Midway through the first half, with the Cavaliers already trailing by double figures, Virginia legend Ralph Sampson sat in the stands with his hands on his head. On press row, former Georgetown coach John Thompson Jr. looked at CBS analysts Bill Raferty and Grant Hill and pointed his index finger at his head. The minds of the Virginia players were still stuck on March 16, 2018. For all their openness about how they got over that 74-54 loss to UMBC, they hadn’t moved past the defeat.

They talked about owning it, but in the first half, that only meant they bought into it. They needed to compete against the humiliation, not try to pacify it.

“Every timeout, it was just a matter of keeping guys calm but also keeping our edge,” said Jerome, who finished with 13 points. “You’ve got to find a balance. You can’t come out like: ‘Everything’s going to be okay. Stay calm.’ It’s just trying to find the right balance.”

Virginia found that balance by turning to its best player, De’Andre Hunter, who missed last season’s NCAA tournament with a broken wrist. For all of his accomplishments, the sophomore was playing in his first tournament game, and he made the most of the experience by scoring 23 points, grabbing six rebounds, blocking two shots and helping his team neutralize the Bulldogs’ quickness with his versatile skill set.

The comeback also required 17 points and nine rebounds off the bench from junior Mamadi Diakite, whose early second-half buckets stabilized the offense.
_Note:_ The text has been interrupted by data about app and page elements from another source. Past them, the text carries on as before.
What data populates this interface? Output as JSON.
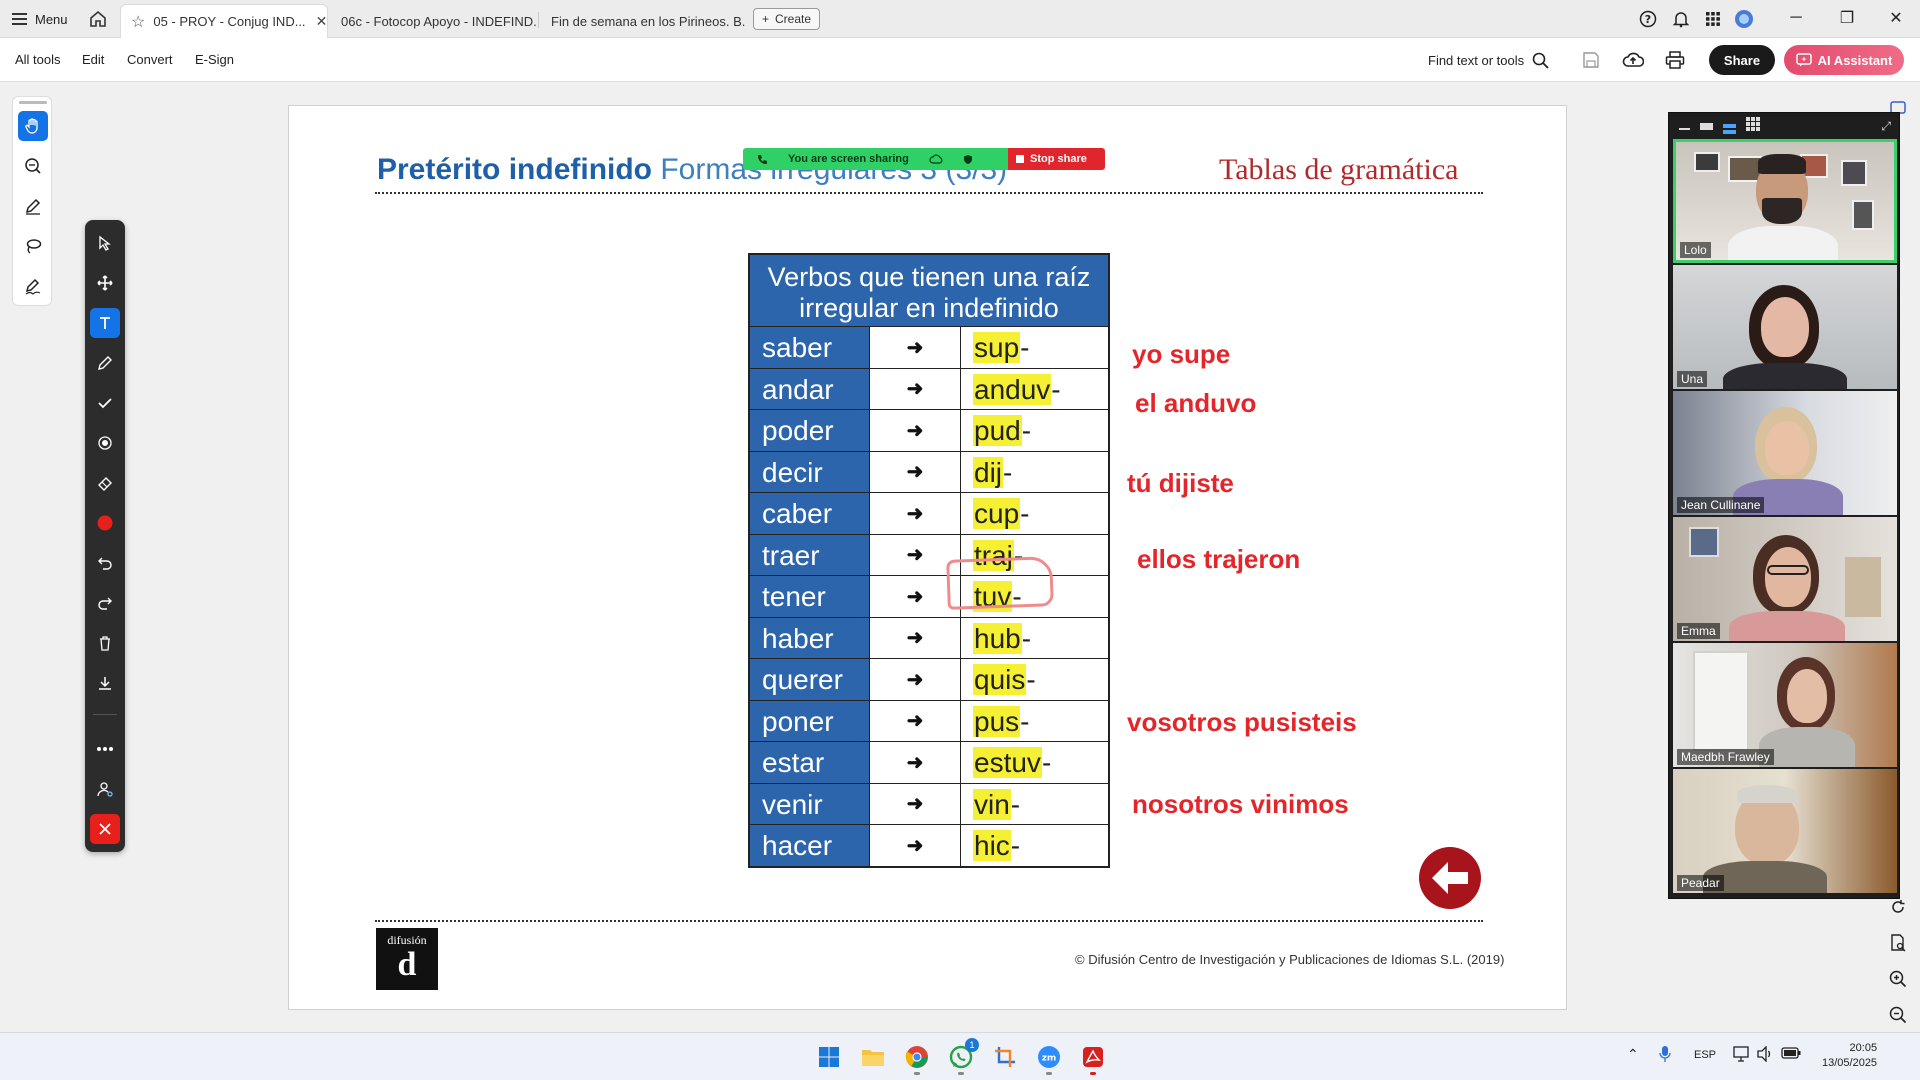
{
  "tabbar": {
    "menu_label": "Menu",
    "tabs": [
      {
        "label": "05 - PROY - Conjug IND...",
        "active": true
      },
      {
        "label": "06c - Fotocop Apoyo - INDEFIND...",
        "active": false
      },
      {
        "label": "Fin de semana en los Pirineos. B...",
        "active": false
      }
    ],
    "create_label": "Create"
  },
  "toolbar": {
    "menus": [
      "All tools",
      "Edit",
      "Convert",
      "E-Sign"
    ],
    "find_label": "Find text or tools",
    "share_label": "Share",
    "ai_label": "AI Assistant"
  },
  "screen_share": {
    "status": "You are screen sharing",
    "stop_label": "Stop share"
  },
  "document": {
    "title_bold": "Pretérito indefinido",
    "title_rest": "Formas irregulares 3 (3/3)",
    "title_right": "Tablas de gramática",
    "table_header": "Verbos que tienen una raíz irregular en indefinido",
    "arrow": "➜",
    "rows": [
      {
        "verb": "saber",
        "stem": "sup",
        "suffix": "-"
      },
      {
        "verb": "andar",
        "stem": "anduv",
        "suffix": "-"
      },
      {
        "verb": "poder",
        "stem": "pud",
        "suffix": "-"
      },
      {
        "verb": "decir",
        "stem": "dij",
        "suffix": "-"
      },
      {
        "verb": "caber",
        "stem": "cup",
        "suffix": "-"
      },
      {
        "verb": "traer",
        "stem": "traj",
        "suffix": "-"
      },
      {
        "verb": "tener",
        "stem": "tuv",
        "suffix": "-"
      },
      {
        "verb": "haber",
        "stem": "hub",
        "suffix": "-"
      },
      {
        "verb": "querer",
        "stem": "quis",
        "suffix": "-"
      },
      {
        "verb": "poner",
        "stem": "pus",
        "suffix": "-"
      },
      {
        "verb": "estar",
        "stem": "estuv",
        "suffix": "-"
      },
      {
        "verb": "venir",
        "stem": "vin",
        "suffix": "-"
      },
      {
        "verb": "hacer",
        "stem": "hic",
        "suffix": "-"
      }
    ],
    "annotations": [
      "yo supe",
      "el anduvo",
      "tú dijiste",
      "ellos trajeron",
      "vosotros pusisteis",
      "nosotros vinimos"
    ],
    "logo_word": "difusión",
    "logo_letter": "d",
    "copyright": "© Difusión Centro de Investigación y Publicaciones de Idiomas S.L. (2019)"
  },
  "participants": [
    {
      "name": "Lolo",
      "active": true
    },
    {
      "name": "Una",
      "active": false
    },
    {
      "name": "Jean Cullinane",
      "active": false
    },
    {
      "name": "Emma",
      "active": false
    },
    {
      "name": "Maedbh Frawley",
      "active": false
    },
    {
      "name": "Peadar",
      "active": false
    }
  ],
  "taskbar": {
    "language": "ESP",
    "time": "20:05",
    "date": "13/05/2025",
    "whatsapp_badge": "1"
  },
  "colors": {
    "table_blue": "#2d65ad",
    "highlight": "#f5f033",
    "annotation_red": "#e4262b",
    "accent_blue": "#1473e6"
  }
}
And then 5-foot-9 freshman Kihei Clark influenced the game in his trademark way, swiping three steals and racing to every loose ball. He even made a three-pointer. It was the most high-impact three-point, four-assist, five-rebound game that you’ll witness.
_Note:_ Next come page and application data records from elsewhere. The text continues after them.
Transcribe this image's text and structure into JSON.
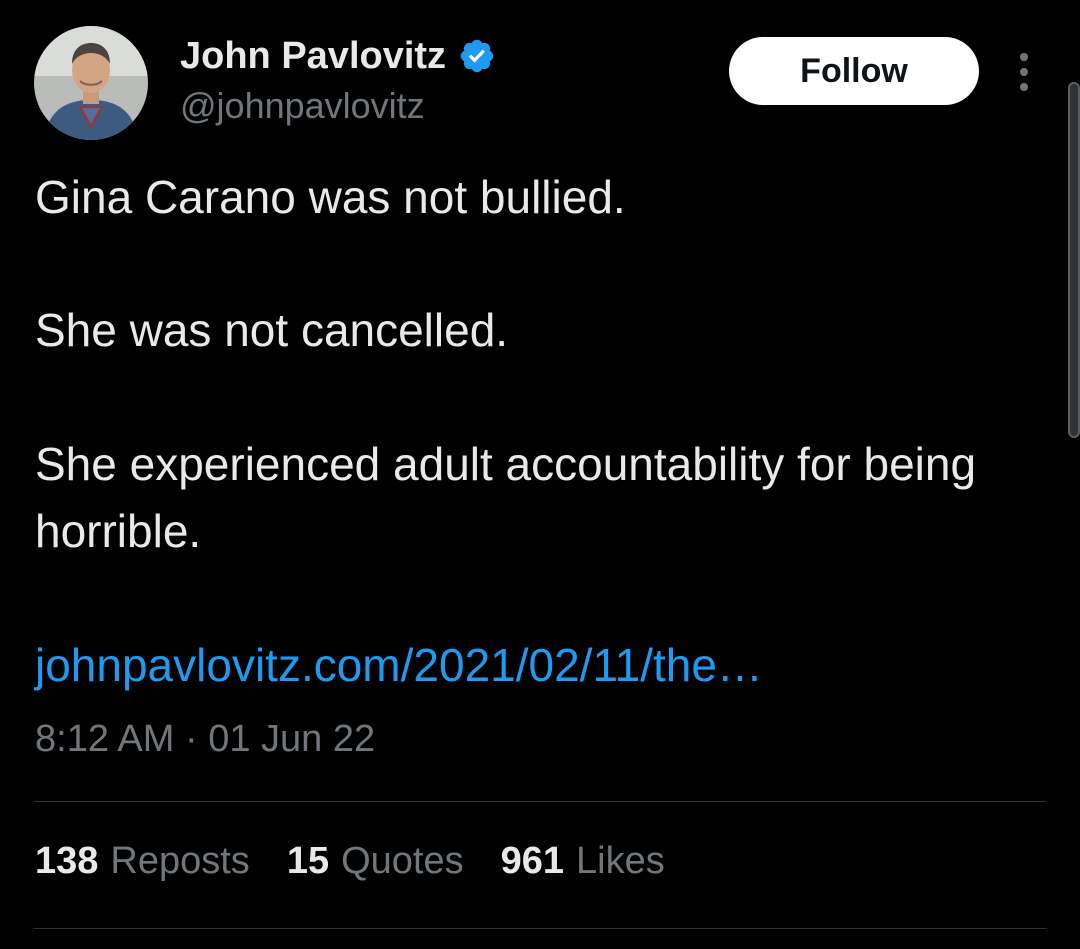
{
  "author": {
    "display_name": "John Pavlovitz",
    "handle": "@johnpavlovitz",
    "verified_color": "#1d9bf0"
  },
  "header": {
    "follow_label": "Follow",
    "more_icon": "more-vertical-icon"
  },
  "tweet": {
    "paragraphs": [
      "Gina Carano was not bullied.",
      "She was not cancelled.",
      "She experienced adult accountability for being horrible."
    ],
    "link_text": "johnpavlovitz.com/2021/02/11/the…",
    "timestamp": "8:12 AM · 01 Jun 22"
  },
  "stats": [
    {
      "count": "138",
      "label": "Reposts"
    },
    {
      "count": "15",
      "label": "Quotes"
    },
    {
      "count": "961",
      "label": "Likes"
    }
  ],
  "colors": {
    "background": "#000000",
    "text": "#e7e9ea",
    "secondary_text": "#71767b",
    "link": "#1d9bf0",
    "divider": "#2f3336"
  }
}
The combination of talent, effort and poise — “Don’t panic, but play with fight” — allowed Virginia to go on a 22-5 run out of halftime, lead by as much as 21 and dismiss the notion that it can’t handle being a No. 1 seed.

“They punched us in the mouth,” Jerome said, “but we just said we’ve been in that position before.”

There isn’t much good about being considered a fraud, but the experience did help Virginia prevent another major upset.

“That will always be part of our story,” Bennett said. “I understand that. I’m sure a lot of people thought it was going to be a part of our story for the second year in a row, but this is a new year.”

Over two NCAA tournament first-round games, the Cavaliers have played four halves against No. 16 seeds. The first half against UMBC ended with the score tied at 21. Then, in the second half against the Retrievers last year and the first half against the Bulldogs on Friday, the No. 1 seed was outscored by a whopping 89-63. Finally, with history taunting the Cavaliers again, they broke free in the second half and restored order to their seeding. They outscored Gardner-Webb 41-20, and they pulled their starters with about two minutes remaining.

They learned how to play with fight, not trepidation, in the NCAA tournament. The road could get easier now. But don’t tell Bennett.

“Did you watch Oklahoma play?” he asked, alluding to the 95 points the Sooners put up while demolishing Mississippi.

Okay, never mind easier. But how about normal?

The college basketball world isn’t laughing at Virginia anymore. It isn’t expecting the worst. On Friday afternoon, after coming frighteningly close to another unfathomable setback, that was an uplifting sentiment.

For more by Jerry Brewer, visit washingtonpost.com/brewer.